Moscow Burning (Command 40)
This is the twin of Buena Vista which I have yet to play which due to an all too common subscription mix-up arrived in the same envelope as the Bulge double issue. Of the 3 games Moscow Burning is the simplest and least historical. My excuse for punching and playing this and only this game is a strange interest in recent Russian history (I have also played Objective Moscow and 6mm Afghan 1980s games). Frankly anyone lacking this sort of impetus is unlikely to bother with Moscow Burning.
The game is harmless enough but seriously lacks depth and is best seen as the sort of game played after another has finished early. The basic premise is some sort of armed coup in Russia where the 1st few weeks see well equipped Airmobile units race to capture key cities with limited aid from slow moving ground forces. The game stops after 10 turns (30 days) although 1 side may give up well before then, this can lead to some very short games. The 2 sides are labelled Red and White each of which rolls for control of a city hex at the beginning of the game and gains use of the intrinsic militia. Each side also controls 3 Airmobile units which take 6 hits to kill compared to the militia which have only 1 step and the ground units that appear by random event and possess 2. The key point in set up is that although both sides have 3 mobile units either side has a 50% chance of controlling a city and its static militia. Victory is gained by controlling cities so poor dice luck can give a faction a set up that cannot produce a win prompting another round of setting up. Random events occur at the beginning of every game turn and are generally linked to control of cities. The most common random event is the generation of 1D6 ground units each at a randomly chosen city, naturally if you control more cities more ground units are going to support you giving a landslide effect which tends to shorten games further.

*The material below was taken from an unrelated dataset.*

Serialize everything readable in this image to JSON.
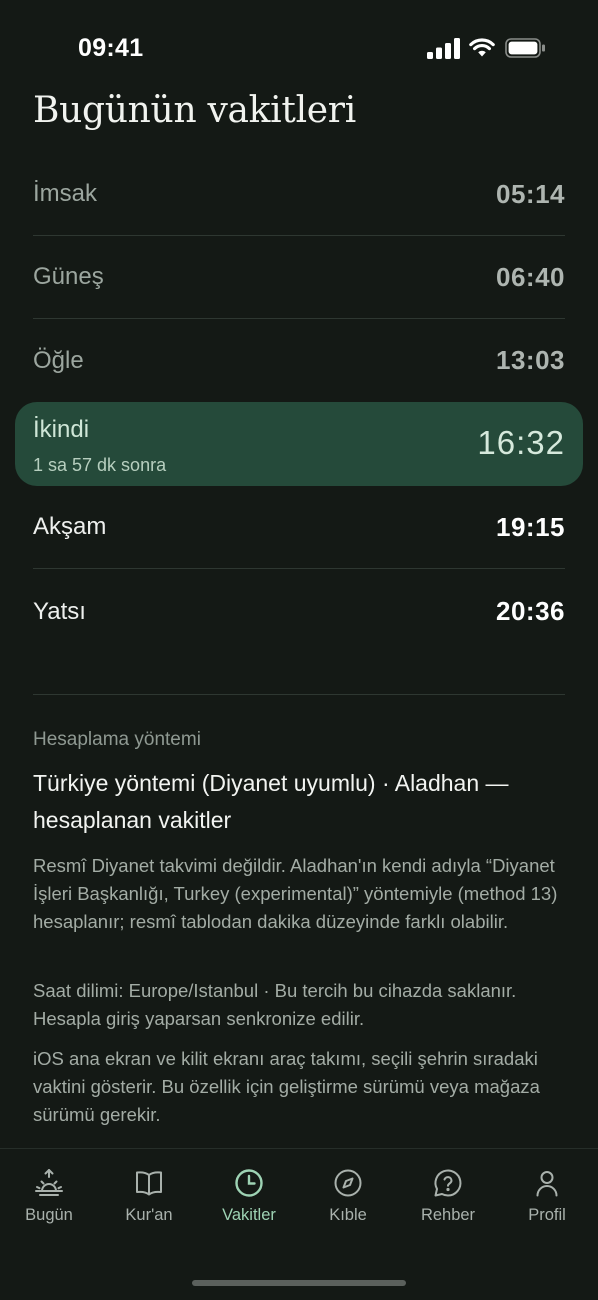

The map is a bit of a shock in that terrain is mostly city and road, the marshes and forests of Russia are absent. This seems pretty odd until the scale and objective of the game are considered. The Airmobile units will be flying about and not bothering with terrain while other units are either immobile or will be sticking to roads to get anywhere. With victory being based on cities most combat will occur in cities or at roads closeby. The city militia units have 1D6 strength points determined randomly each time that they are used. They die on 1 step loss but take losses only after all friendly units in the hex are destroyed. Other units start at strength 6 and with luck can take a city hex on their own, 2 units should make certain but to hold that city hex 1 of the attackers must be left behind or the opposition will sidle up and re-take the hex. To get anywhere you need an excess of units over the enemy which can happen in localised corners of the map due to the set up or hope that random events will bring in more units than the opposition gets. Ground units are fixed by random events and none at all may turn up after turn 1 (leading to a tag like game), new Airmobile units appear at the end of each turn, 2 on turn 1, 1 on other turns. Each side has a 50% chance of gaining control of these units which appear on any friendly city.
The by-word to this game is luck, I have played it about 8 times (some attempts did not last long enough to count as games) with a decent go lasting some 45 minutes. The general outcome is for the factions to try to control groups of cities in distinct areas. Moscow is a block of 10 adjacent city hexes with several other cities not far away. This can be a mess in the early game turns leading to an 1 side taking all Moscow and garrisoning it with non-militia units. If the opposition controls many other cities there is a scope for further play but loss of Moscow does not imply control of the rest of Russia. The random events bring in new units, give air support for 1 turn or block off a city for 1 turn for various reasons. The plague events blocks off 1 extra city every turn of the game and can close down play in many areas if it is drawn on turn 1. The Ukrainian army can also turn up and in theory win the game (both players lose) but will generally not show and can be blocked by a couple of mobile units even if in doing so that player will eventually lose himself.
Clearly the game is not history and does not reflect the course of events in Yugoslavia where a city could not be taken in a few days, still the random element has some reflections of the Albania situation. The game may end in 1 side having an obvious victory or a firming up of front lines as a prelude to a longer war. It is a shame that there is no attempt to extend the situation over a longer time with serious forces having a go in conventional fashion, front lines, armoured punches and all that. Owning Objective Moscow I can see an unlikely use as a scenario builder but the scenario as it stands is very shallow. The game would benefit greatly from set piece scenarios, different victory conditions (seize that before this happens) and different (less silly) random events. Unfortunately the core concept is not gripping enough to inspire this degree of work unlike games that are obviously flawed but have a certain charm which begs further attention. Moscow Burning may be colourful and playable if not always balanced but remains a quick fix rather than anything to mull over.